Exercise description:
Exactly reproduce each line of the listing that follows.

Data for the task:
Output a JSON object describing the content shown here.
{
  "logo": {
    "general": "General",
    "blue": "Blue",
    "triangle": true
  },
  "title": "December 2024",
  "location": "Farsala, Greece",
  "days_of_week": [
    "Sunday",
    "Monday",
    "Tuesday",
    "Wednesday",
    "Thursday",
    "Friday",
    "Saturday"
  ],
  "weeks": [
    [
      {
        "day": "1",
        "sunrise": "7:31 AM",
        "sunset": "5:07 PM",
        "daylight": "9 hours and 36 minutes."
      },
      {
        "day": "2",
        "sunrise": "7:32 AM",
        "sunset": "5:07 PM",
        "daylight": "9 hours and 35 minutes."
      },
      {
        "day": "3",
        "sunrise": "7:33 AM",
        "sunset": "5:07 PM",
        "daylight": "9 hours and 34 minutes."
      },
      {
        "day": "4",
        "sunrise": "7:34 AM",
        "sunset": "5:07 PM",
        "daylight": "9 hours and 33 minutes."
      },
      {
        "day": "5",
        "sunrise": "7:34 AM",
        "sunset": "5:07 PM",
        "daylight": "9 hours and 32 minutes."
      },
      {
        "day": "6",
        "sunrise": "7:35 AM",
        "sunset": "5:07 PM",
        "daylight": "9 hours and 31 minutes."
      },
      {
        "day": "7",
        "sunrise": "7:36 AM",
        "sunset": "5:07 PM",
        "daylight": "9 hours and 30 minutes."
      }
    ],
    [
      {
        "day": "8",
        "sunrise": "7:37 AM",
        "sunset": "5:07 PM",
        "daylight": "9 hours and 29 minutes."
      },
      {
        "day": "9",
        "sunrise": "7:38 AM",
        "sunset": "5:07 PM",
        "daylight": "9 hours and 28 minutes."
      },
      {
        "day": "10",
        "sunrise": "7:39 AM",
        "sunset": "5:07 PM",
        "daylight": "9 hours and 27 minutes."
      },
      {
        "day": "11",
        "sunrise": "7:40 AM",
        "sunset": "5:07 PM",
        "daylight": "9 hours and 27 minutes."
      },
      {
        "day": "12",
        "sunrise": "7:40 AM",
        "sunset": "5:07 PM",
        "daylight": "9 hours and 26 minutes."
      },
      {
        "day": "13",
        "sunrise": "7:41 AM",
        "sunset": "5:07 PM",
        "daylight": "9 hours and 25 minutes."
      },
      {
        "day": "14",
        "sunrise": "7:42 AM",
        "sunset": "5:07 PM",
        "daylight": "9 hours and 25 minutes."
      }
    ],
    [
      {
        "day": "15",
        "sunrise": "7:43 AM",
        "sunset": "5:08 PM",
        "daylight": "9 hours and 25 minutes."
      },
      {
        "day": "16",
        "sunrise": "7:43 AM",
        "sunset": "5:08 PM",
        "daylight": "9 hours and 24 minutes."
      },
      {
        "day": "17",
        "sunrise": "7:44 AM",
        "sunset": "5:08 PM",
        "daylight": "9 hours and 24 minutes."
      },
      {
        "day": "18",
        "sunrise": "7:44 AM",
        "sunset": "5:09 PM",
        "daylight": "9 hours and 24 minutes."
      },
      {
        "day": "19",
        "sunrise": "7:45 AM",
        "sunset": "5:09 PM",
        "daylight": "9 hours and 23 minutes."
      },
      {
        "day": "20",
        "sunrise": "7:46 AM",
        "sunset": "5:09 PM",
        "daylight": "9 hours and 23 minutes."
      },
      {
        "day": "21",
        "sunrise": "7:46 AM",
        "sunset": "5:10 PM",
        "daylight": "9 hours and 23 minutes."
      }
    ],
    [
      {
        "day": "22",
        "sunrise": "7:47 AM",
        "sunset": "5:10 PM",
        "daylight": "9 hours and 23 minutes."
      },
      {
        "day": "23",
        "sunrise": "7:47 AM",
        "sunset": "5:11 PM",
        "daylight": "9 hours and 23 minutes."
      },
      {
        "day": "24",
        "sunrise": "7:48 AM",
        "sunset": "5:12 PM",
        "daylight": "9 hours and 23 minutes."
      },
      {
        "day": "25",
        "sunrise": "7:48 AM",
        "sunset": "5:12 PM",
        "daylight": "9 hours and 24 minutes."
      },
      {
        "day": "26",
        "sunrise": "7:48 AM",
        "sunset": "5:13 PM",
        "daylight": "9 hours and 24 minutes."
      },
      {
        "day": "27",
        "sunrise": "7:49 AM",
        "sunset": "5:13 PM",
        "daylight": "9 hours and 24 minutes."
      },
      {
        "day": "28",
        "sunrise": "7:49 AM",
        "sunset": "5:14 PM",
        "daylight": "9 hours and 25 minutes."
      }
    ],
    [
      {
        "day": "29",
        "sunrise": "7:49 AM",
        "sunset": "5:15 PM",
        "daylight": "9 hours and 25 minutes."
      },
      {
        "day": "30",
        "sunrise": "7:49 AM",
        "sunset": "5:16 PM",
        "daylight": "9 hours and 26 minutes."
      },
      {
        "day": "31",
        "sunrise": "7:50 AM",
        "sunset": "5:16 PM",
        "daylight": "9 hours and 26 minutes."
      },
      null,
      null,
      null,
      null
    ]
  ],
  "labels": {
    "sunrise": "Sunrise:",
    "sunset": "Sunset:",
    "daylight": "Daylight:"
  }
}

Exercise response:
Output a JSON object describing the content shown here.
{
  "logo": {
    "general": "General",
    "blue": "Blue",
    "triangle": true
  },
  "title": "December 2024",
  "location": "Farsala, Greece",
  "days_of_week": [
    "Sunday",
    "Monday",
    "Tuesday",
    "Wednesday",
    "Thursday",
    "Friday",
    "Saturday"
  ],
  "weeks": [
    [
      {
        "day": "1",
        "sunrise": "7:31 AM",
        "sunset": "5:07 PM",
        "daylight": "9 hours and 36 minutes."
      },
      {
        "day": "2",
        "sunrise": "7:32 AM",
        "sunset": "5:07 PM",
        "daylight": "9 hours and 35 minutes."
      },
      {
        "day": "3",
        "sunrise": "7:33 AM",
        "sunset": "5:07 PM",
        "daylight": "9 hours and 34 minutes."
      },
      {
        "day": "4",
        "sunrise": "7:34 AM",
        "sunset": "5:07 PM",
        "daylight": "9 hours and 33 minutes."
      },
      {
        "day": "5",
        "sunrise": "7:34 AM",
        "sunset": "5:07 PM",
        "daylight": "9 hours and 32 minutes."
      },
      {
        "day": "6",
        "sunrise": "7:35 AM",
        "sunset": "5:07 PM",
        "daylight": "9 hours and 31 minutes."
      },
      {
        "day": "7",
        "sunrise": "7:36 AM",
        "sunset": "5:07 PM",
        "daylight": "9 hours and 30 minutes."
      }
    ],
    [
      {
        "day": "8",
        "sunrise": "7:37 AM",
        "sunset": "5:07 PM",
        "daylight": "9 hours and 29 minutes."
      },
      {
        "day": "9",
        "sunrise": "7:38 AM",
        "sunset": "5:07 PM",
        "daylight": "9 hours and 28 minutes."
      },
      {
        "day": "10",
        "sunrise": "7:39 AM",
        "sunset": "5:07 PM",
        "daylight": "9 hours and 27 minutes."
      },
      {
        "day": "11",
        "sunrise": "7:40 AM",
        "sunset": "5:07 PM",
        "daylight": "9 hours and 27 minutes."
      },
      {
        "day": "12",
        "sunrise": "7:40 AM",
        "sunset": "5:07 PM",
        "daylight": "9 hours and 26 minutes."
      },
      {
        "day": "13",
        "sunrise": "7:41 AM",
        "sunset": "5:07 PM",
        "daylight": "9 hours and 25 minutes."
      },
      {
        "day": "14",
        "sunrise": "7:42 AM",
        "sunset": "5:07 PM",
        "daylight": "9 hours and 25 minutes."
      }
    ],
    [
      {
        "day": "15",
        "sunrise": "7:43 AM",
        "sunset": "5:08 PM",
        "daylight": "9 hours and 25 minutes."
      },
      {
        "day": "16",
        "sunrise": "7:43 AM",
        "sunset": "5:08 PM",
        "daylight": "9 hours and 24 minutes."
      },
      {
        "day": "17",
        "sunrise": "7:44 AM",
        "sunset": "5:08 PM",
        "daylight": "9 hours and 24 minutes."
      },
      {
        "day": "18",
        "sunrise": "7:44 AM",
        "sunset": "5:09 PM",
        "daylight": "9 hours and 24 minutes."
      },
      {
        "day": "19",
        "sunrise": "7:45 AM",
        "sunset": "5:09 PM",
        "daylight": "9 hours and 23 minutes."
      },
      {
        "day": "20",
        "sunrise": "7:46 AM",
        "sunset": "5:09 PM",
        "daylight": "9 hours and 23 minutes."
      },
      {
        "day": "21",
        "sunrise": "7:46 AM",
        "sunset": "5:10 PM",
        "daylight": "9 hours and 23 minutes."
      }
    ],
    [
      {
        "day": "22",
        "sunrise": "7:47 AM",
        "sunset": "5:10 PM",
        "daylight": "9 hours and 23 minutes."
      },
      {
        "day": "23",
        "sunrise": "7:47 AM",
        "sunset": "5:11 PM",
        "daylight": "9 hours and 23 minutes."
      },
      {
        "day": "24",
        "sunrise": "7:48 AM",
        "sunset": "5:12 PM",
        "daylight": "9 hours and 23 minutes."
      },
      {
        "day": "25",
        "sunrise": "7:48 AM",
        "sunset": "5:12 PM",
        "daylight": "9 hours and 24 minutes."
      },
      {
        "day": "26",
        "sunrise": "7:48 AM",
        "sunset": "5:13 PM",
        "daylight": "9 hours and 24 minutes."
      },
      {
        "day": "27",
        "sunrise": "7:49 AM",
        "sunset": "5:13 PM",
        "daylight": "9 hours and 24 minutes."
      },
      {
        "day": "28",
        "sunrise": "7:49 AM",
        "sunset": "5:14 PM",
        "daylight": "9 hours and 25 minutes."
      }
    ],
    [
      {
        "day": "29",
        "sunrise": "7:49 AM",
        "sunset": "5:15 PM",
        "daylight": "9 hours and 25 minutes."
      },
      {
        "day": "30",
        "sunrise": "7:49 AM",
        "sunset": "5:16 PM",
        "daylight": "9 hours and 26 minutes."
      },
      {
        "day": "31",
        "sunrise": "7:50 AM",
        "sunset": "5:16 PM",
        "daylight": "9 hours and 26 minutes."
      },
      null,
      null,
      null,
      null
    ]
  ],
  "labels": {
    "sunrise": "Sunrise:",
    "sunset": "Sunset:",
    "daylight": "Daylight:"
  }
}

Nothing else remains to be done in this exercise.